The most-recognizable face is Brad Pitt, who is little more than a distraction in a small but pivotal role as a Canadian carpenter hired by Epps and empathetic to Solomon's plight. Sporting a graying beard and era-appropriate wear, Pitt is still an out-of-place celebrity in a period piece occupied by character actors and unknowns, and his presence jolts us out of the film's time and place.
12 Years a Slave is unflinching and uncompromising in its depiction of human brutality. Django Unchained offered its own stylized blood and savagery onscreen, but the fictional nature of Quentin Tarantino's film kept the inhumanity at arm's length. It was also Tarantino being Tarantino. 12 Years a Slave, by virtue of its authenticity, is far more horrific, intimate, and necessary.
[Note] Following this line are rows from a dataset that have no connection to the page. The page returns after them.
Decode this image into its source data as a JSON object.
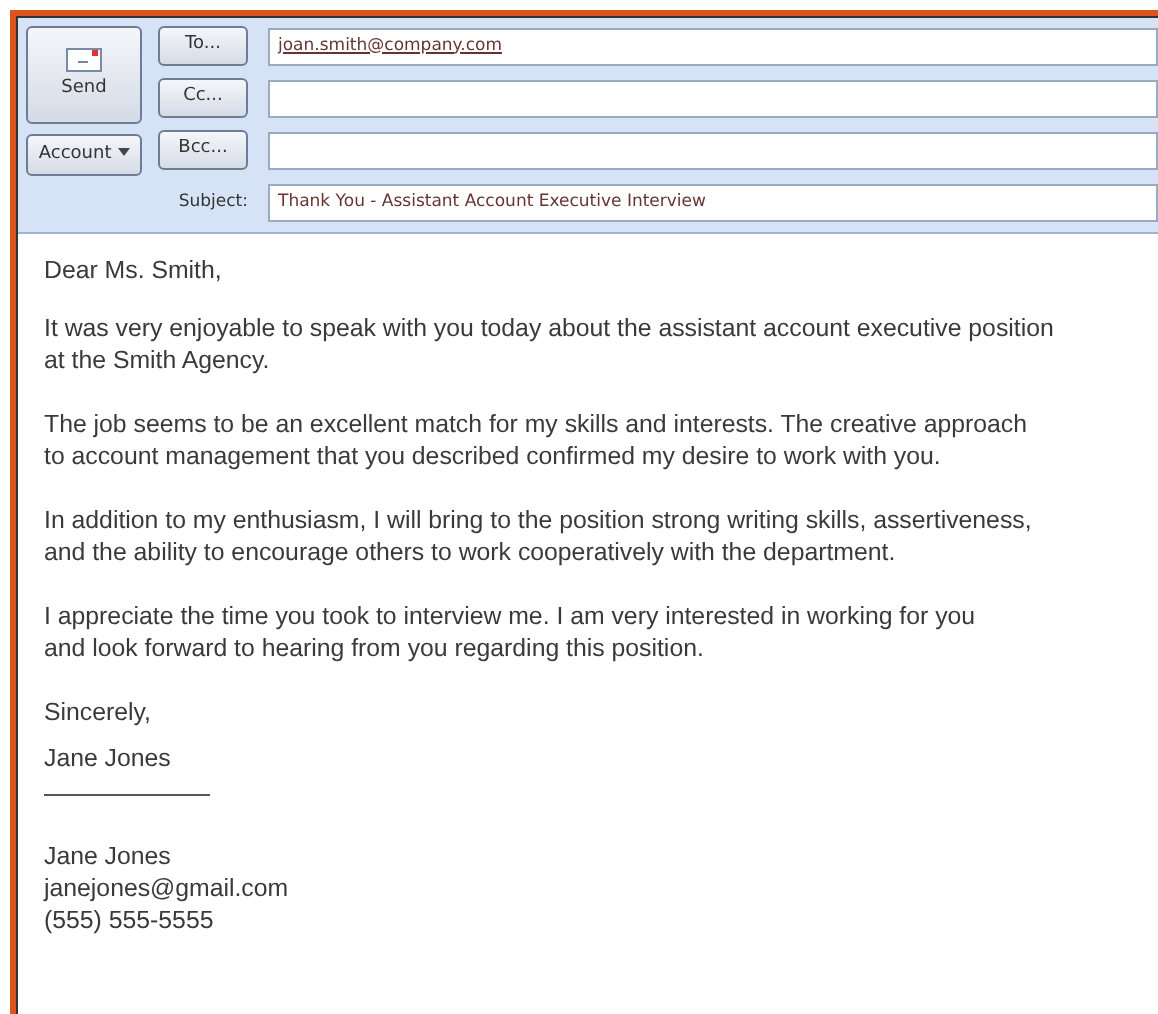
{
  "send_button": "Send",
  "account_button": "Account",
  "address_fields": [
    {
      "button": "To...",
      "value": "joan.smith@company.com"
    },
    {
      "button": "Cc..."
    },
    {
      "button": "Bcc..."
    }
  ],
  "subject": {
    "label": "Subject:",
    "value": "Thank You - Assistant Account Executive Interview"
  },
  "body": {
    "greeting": "Dear Ms. Smith,",
    "paragraphs": [
      [
        "It was very enjoyable to speak with you today about the assistant account executive position",
        "at the Smith Agency."
      ],
      [
        "The job seems to be an excellent match for my skills and interests. The creative approach",
        "to account management that you described confirmed my desire to work with you."
      ],
      [
        "In addition to my enthusiasm, I will bring to the position strong writing skills, assertiveness,",
        "and the ability to encourage others to work cooperatively with the department."
      ],
      [
        "I appreciate the time you took to interview me. I am very interested in working for you",
        "and look forward to hearing from you regarding this position."
      ]
    ],
    "closing": "Sincerely,",
    "signature_name": "Jane Jones",
    "contact": [
      "Jane Jones",
      "janejones@gmail.com",
      "(555) 555-5555"
    ]
  }
}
The bleak drama is not without blemishes.
The film can be cold and clinical, a vile history lesson told to a classroom and not shared by an audience, unlike the devastating humanity of Schindler's List, which best mirrors the 12 Years a Slave's gut-punch intensity.
McQueen applied the same clinical approach to his 2011 drama Shame about a struggling sex addict played by Fassbender, a film also uncomfortable to watch and distant from its subject.
But in the totality of this extraordinary work, 12 Years a Slave's imperfections scarcely matter.
It's not a perfect movie, but a film this powerful doesn't need to be.
Contact Kirk Baird at email@example.com or 419-724-6734.